Repository logo

Communication patterns and conflict: effects of forgiveness on rumination, sleep, and relationship evaluations




Prosser, Julie Lanette, author
Harman, Jennifer J., advisor
Faw, Meara, committee member
Crain, Tori, committee member
Graham, Daniel, committee member

Journal Title

Journal ISSN

Volume Title

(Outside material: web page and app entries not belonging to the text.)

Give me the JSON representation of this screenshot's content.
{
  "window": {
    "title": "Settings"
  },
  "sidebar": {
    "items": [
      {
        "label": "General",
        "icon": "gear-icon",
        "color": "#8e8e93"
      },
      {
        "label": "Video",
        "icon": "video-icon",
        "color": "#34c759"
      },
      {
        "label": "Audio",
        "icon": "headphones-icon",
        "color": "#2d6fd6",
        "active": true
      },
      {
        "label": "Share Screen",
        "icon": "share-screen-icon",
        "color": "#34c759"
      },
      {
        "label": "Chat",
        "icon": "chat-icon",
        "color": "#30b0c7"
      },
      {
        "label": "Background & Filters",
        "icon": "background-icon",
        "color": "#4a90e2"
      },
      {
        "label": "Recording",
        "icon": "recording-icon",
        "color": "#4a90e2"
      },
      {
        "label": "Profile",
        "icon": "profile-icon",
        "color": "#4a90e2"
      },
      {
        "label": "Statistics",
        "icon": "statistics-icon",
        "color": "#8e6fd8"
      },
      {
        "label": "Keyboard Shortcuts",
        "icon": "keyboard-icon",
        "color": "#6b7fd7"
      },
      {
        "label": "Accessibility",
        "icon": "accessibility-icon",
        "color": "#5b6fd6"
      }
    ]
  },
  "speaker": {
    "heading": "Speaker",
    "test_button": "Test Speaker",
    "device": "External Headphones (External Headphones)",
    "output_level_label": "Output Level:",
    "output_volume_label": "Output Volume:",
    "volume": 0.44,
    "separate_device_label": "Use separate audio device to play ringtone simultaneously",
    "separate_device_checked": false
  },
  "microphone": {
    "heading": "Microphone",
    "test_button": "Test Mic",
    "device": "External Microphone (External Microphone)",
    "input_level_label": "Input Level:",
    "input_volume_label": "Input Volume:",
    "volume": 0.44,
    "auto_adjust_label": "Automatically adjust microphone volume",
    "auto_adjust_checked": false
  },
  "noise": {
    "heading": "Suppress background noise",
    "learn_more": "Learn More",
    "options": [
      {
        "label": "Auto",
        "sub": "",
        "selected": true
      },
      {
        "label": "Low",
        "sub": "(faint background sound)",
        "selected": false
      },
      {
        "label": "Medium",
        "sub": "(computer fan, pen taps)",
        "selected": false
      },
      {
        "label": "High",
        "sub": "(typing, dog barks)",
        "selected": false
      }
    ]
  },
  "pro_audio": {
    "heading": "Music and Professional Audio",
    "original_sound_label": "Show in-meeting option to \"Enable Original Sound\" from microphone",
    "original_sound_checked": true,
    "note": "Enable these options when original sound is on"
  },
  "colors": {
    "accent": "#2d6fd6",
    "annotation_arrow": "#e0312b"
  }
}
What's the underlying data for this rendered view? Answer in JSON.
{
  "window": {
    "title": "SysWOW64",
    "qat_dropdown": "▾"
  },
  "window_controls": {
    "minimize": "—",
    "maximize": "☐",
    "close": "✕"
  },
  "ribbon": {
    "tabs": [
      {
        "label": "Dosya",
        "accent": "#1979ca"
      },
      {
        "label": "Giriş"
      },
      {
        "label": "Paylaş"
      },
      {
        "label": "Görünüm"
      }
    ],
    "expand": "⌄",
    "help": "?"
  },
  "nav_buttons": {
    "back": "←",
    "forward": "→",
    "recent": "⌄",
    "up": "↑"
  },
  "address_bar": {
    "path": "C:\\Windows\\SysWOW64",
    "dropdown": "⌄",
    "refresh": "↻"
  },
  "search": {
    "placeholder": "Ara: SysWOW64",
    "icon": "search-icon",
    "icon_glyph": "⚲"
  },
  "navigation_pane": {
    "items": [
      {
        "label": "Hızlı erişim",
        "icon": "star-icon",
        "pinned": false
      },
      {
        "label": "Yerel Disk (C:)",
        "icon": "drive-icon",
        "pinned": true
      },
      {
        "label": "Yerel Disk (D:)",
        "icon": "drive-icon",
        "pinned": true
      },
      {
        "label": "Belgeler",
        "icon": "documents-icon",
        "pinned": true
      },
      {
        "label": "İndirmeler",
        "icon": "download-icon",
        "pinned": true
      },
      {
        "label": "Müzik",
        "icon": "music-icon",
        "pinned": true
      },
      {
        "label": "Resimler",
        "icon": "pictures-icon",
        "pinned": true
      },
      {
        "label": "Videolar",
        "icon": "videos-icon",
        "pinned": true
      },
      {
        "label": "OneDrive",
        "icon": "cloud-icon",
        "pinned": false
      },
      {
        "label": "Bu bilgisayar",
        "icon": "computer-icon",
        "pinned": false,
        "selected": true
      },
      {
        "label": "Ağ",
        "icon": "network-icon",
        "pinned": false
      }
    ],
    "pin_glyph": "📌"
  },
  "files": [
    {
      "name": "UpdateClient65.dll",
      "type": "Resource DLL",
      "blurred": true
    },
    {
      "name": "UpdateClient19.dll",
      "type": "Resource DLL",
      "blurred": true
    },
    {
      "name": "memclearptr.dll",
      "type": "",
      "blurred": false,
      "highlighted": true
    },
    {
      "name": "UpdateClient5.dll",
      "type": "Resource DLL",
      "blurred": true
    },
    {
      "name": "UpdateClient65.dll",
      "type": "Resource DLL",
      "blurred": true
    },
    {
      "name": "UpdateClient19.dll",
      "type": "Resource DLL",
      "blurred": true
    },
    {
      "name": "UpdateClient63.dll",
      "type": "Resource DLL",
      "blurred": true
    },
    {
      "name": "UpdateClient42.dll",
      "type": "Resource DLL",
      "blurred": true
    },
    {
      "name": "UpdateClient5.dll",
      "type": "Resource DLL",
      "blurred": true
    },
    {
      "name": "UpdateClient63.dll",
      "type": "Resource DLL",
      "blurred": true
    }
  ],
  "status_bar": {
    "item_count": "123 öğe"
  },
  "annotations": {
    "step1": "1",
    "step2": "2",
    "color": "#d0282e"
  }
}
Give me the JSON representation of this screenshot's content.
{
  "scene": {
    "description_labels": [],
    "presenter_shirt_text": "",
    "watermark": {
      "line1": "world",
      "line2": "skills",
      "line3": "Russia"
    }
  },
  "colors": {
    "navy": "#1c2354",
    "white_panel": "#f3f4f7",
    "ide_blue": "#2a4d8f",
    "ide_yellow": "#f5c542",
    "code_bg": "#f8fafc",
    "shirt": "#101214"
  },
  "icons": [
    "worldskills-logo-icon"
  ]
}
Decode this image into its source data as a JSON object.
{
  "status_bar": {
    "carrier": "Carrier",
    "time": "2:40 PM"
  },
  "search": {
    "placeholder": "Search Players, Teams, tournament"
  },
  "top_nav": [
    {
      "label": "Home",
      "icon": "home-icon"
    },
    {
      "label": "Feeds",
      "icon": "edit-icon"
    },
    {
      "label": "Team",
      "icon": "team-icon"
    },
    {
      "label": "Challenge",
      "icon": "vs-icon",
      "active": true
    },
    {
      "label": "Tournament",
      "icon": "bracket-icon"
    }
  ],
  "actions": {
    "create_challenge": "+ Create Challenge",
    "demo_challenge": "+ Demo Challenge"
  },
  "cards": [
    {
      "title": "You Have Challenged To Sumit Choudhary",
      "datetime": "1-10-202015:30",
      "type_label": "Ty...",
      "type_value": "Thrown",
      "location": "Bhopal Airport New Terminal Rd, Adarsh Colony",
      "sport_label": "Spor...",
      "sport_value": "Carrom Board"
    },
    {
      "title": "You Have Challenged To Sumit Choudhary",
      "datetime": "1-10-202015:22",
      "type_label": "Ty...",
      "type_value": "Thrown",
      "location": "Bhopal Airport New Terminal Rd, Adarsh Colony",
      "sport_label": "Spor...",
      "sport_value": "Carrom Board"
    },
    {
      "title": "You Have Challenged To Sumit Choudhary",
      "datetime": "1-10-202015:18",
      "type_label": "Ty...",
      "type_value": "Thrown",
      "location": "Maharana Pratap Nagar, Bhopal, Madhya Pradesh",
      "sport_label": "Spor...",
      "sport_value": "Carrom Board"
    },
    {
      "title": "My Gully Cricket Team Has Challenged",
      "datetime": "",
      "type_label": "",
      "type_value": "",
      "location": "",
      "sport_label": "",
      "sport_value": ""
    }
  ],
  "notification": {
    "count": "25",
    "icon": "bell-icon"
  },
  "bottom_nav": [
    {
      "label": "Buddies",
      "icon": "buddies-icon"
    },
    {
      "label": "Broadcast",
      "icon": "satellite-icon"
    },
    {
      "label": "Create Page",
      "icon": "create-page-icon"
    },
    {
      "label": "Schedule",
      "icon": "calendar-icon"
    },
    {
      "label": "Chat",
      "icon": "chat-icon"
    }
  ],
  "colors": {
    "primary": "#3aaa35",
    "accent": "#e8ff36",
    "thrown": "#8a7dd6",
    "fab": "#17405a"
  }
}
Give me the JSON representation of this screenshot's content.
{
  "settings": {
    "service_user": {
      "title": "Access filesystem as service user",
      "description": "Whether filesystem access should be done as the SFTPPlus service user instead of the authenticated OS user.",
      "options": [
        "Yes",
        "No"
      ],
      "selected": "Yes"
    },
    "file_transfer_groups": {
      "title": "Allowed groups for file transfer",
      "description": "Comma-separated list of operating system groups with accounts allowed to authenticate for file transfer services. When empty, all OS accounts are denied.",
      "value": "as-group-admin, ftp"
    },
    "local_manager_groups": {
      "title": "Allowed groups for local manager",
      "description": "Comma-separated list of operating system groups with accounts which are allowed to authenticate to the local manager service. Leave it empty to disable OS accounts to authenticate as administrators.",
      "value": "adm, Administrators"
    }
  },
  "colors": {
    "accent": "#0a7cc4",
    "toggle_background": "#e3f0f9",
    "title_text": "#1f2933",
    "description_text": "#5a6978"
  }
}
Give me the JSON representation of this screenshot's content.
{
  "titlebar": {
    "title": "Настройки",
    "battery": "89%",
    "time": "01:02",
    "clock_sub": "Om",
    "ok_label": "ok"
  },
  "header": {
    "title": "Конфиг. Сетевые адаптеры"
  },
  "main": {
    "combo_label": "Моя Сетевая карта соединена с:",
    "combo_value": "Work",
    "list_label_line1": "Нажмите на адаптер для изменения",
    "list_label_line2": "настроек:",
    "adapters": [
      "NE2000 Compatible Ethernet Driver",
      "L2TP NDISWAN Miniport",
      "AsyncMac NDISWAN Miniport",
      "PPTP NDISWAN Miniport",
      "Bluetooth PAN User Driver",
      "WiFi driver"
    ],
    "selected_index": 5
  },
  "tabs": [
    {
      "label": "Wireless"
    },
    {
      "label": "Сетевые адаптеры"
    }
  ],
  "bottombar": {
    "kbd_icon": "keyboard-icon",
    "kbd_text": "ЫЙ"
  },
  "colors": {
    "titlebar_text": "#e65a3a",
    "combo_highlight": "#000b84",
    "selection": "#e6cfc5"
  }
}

A research method commonly used in relationship science involves asking participants to engage in a conversation with their partner regarding an area of conflict within their relationship. It was predicted that for participants who engage in conflictual or withdrawal communication patterns, asking couples to further explore their conflict in a laboratory could lead to short-term increases in stress. It was further predicted that engaging in a forgiveness writing intervention may circumvent additional negative short-term outcomes compared to those in a control writing condition. Results showed that while controlling for baseline levels of serial conflict, short-term stress, and initial baseline levels of stress, men's conflict communication patterns, as opposed to withdrawal communication patterns, predicted increased stress for women. The forgiveness intervention mitigated some of the effects of withdrawal communication patterns as opposed to conflict communication patterns on several outcomes. Specifically, men's withdrawal scores predicted decreased stress and negative mood for themselves and increased perceived support from their partner after engaging in the forgiveness writing condition. Unexpected patterns emerged for the moderated effect of condition and withdrawal on sleep, as women slept less, and men had decreased sleep quality after having been in the forgiveness condition and experienced withdrawal patterns from their partner. The significance of the study and future directions are discussed.


Rights Access




Associated Publications